Another not-to-be-missed photographic spot is the village of Oia on the island of Santorini. This is the most photogenic village I’ve ever visited, anywhere! The small town is perched on the edge of a vast volcanic caldera that’s filled with the blue water of the Aegean Sea. Photographic compositions range from intricate architectural details and street scenes to spectacular sunrise and sunset panoramas. Unlike Meteora, this location is packed at sunset, but the scrum is worth it to get the best shots. An old ruin is perfectly positioned along the top of the caldera to give sweeping views both at sunrise and sunset. My favorite shot was a stitched panorama at sunrise with the first rays of sun just coming over the horizon.

Pink pelican in Mykonos.

The evening lights of the village at twilight also present a great photographic opportunity—the whitewashed buildings are beautifully illuminated just after sunset.

Similar to Santorini, the island of Mykonos also has authentic whitewashed buildings, narrow alleys and historic windmills to create many photographic opportunities.

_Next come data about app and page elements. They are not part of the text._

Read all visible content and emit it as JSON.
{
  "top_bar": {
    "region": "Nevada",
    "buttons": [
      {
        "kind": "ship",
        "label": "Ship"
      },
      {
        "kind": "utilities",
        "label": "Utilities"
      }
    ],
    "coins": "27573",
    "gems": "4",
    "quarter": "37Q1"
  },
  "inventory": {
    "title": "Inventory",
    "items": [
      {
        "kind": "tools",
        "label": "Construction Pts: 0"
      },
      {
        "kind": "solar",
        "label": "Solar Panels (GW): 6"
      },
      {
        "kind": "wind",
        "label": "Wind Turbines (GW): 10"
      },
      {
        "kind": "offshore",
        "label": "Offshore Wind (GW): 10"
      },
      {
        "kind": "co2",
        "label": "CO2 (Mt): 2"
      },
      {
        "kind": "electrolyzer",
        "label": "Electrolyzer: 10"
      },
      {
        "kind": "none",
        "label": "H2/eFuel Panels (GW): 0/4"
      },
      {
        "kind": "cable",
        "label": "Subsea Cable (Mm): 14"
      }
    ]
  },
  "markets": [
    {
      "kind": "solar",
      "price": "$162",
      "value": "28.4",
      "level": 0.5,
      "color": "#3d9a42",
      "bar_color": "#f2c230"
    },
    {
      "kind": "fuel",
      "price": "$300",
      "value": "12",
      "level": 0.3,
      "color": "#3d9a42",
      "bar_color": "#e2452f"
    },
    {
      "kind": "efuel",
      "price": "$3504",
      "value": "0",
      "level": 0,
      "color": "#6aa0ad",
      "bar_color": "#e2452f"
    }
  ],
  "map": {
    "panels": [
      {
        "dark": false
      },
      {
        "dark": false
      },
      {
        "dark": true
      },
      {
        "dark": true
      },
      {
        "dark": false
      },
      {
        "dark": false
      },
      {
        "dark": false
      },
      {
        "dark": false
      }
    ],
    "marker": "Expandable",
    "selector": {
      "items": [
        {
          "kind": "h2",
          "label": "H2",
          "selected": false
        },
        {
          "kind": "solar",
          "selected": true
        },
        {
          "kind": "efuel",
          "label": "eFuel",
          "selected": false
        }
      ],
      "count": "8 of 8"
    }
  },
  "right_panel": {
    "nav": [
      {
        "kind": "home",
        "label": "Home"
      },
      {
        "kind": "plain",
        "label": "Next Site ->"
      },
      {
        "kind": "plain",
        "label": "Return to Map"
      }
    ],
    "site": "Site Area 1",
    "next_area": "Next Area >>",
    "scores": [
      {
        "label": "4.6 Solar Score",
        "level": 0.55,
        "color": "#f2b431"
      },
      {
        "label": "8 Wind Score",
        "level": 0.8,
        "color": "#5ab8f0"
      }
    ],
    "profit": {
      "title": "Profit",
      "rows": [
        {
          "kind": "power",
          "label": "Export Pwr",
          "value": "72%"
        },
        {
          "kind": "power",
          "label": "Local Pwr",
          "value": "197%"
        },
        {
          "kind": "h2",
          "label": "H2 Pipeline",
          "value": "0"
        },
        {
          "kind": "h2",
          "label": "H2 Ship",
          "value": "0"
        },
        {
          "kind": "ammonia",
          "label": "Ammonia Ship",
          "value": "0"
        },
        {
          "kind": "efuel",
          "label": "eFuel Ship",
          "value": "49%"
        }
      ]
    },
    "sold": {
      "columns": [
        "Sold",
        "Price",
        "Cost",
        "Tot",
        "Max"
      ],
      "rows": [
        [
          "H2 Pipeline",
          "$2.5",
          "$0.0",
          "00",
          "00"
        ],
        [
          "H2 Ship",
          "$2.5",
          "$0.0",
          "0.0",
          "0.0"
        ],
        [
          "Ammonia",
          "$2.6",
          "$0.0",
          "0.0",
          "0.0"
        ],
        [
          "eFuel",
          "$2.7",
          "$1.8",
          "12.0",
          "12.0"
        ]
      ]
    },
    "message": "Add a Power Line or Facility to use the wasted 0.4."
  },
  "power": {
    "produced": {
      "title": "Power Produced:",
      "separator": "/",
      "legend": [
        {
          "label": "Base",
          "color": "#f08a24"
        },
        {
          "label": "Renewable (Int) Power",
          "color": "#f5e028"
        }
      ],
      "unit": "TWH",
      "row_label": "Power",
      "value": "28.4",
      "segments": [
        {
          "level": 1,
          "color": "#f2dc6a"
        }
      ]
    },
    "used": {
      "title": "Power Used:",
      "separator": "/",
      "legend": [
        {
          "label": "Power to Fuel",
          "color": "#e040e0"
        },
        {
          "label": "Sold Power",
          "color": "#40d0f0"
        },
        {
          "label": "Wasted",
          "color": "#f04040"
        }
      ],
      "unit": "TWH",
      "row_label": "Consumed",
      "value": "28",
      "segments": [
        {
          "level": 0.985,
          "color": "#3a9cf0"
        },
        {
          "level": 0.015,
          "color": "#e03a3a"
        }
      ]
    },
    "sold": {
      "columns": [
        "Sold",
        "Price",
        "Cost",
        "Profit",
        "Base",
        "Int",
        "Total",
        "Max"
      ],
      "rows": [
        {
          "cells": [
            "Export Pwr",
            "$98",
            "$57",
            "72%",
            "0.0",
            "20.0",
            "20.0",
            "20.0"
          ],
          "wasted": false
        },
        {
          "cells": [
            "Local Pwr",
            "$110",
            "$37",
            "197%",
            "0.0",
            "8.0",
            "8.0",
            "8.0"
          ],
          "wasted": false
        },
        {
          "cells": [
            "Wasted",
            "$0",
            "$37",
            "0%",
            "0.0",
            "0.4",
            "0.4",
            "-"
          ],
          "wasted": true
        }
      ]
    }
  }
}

My favorite shot in Mykonos was unplanned—a pink pelican was wandering down a street near our hotel—that’s why I always take my camera, even if I’m just out to get a morning coffee!

Of course, every trip to Greece should include a visit to the historic city of Athens, recognized as the birthplace of Western civilization and democracy. My favorite sunset spot in Athens was a small hill not far from the Acropolis, which provided spectacular views of the Parthenon and the city below. The Parthenon is lit at night and creates a perfect focal point for nighttime compositions. The lights of the city illuminate the clouds at twilight, so the perfect time to photograph is when the lights come on and there’s still a sunset glow in the sky.

Twilight overlooking the Acropolis.

After our visit, I found myself following the drama of Greece’s euro crisis and wondering what the future holds for the people of this wonderful country. I hope Americans won’t be discouraged from traveling to Greece based on recent news events. Our tourist dollars are needed to help rebuild the economy there, and we all become richer in so many ways by exploring places far from our homeland. Our cameras are the perfect passport to more fulfilling and interesting travels.

Elizabeth Carmel is a professional landscape and travel photographer. She and her husband Olof Carmel own and operate two art galleries in California, the Carmel Gallery in Calistoga and the Carmel Gallery in Truckee. You can get more information about her prints, galleries, workshops and books at ElizabethCarmel.com and TheCarmelGallery.com. For more information about her videos, go to VistaChannel.tv.

Elizabeth Carmel is a professional fine art photographer specializing in unique, expressive landscapes and "waterscapes." Elizabeth’s fine art prints combine dramatic photography, vivid colors and artistic touches to create new, captivating visions of the natural world. Using ultra-high resolution 50-megapixel digital photography, she’s able to capture the subtle details of the natural world and transfer them to large prints with stunning clarity and color. She does her own printing on fine art paper or canvas with long-life pigmented inks. Her award-winning images are in numerous galleries and private collections throughout the United States. Her prints have been displayed at the Smithsonian Museum in Washington D.C., at the California Museum of Photography and the Nevada Museum of Art. Elizabeth published a book of her photography, Brilliant Waters, Portraits of Lake Tahoe, Yosemite and the High Sierra with a foreword by Robert Redford.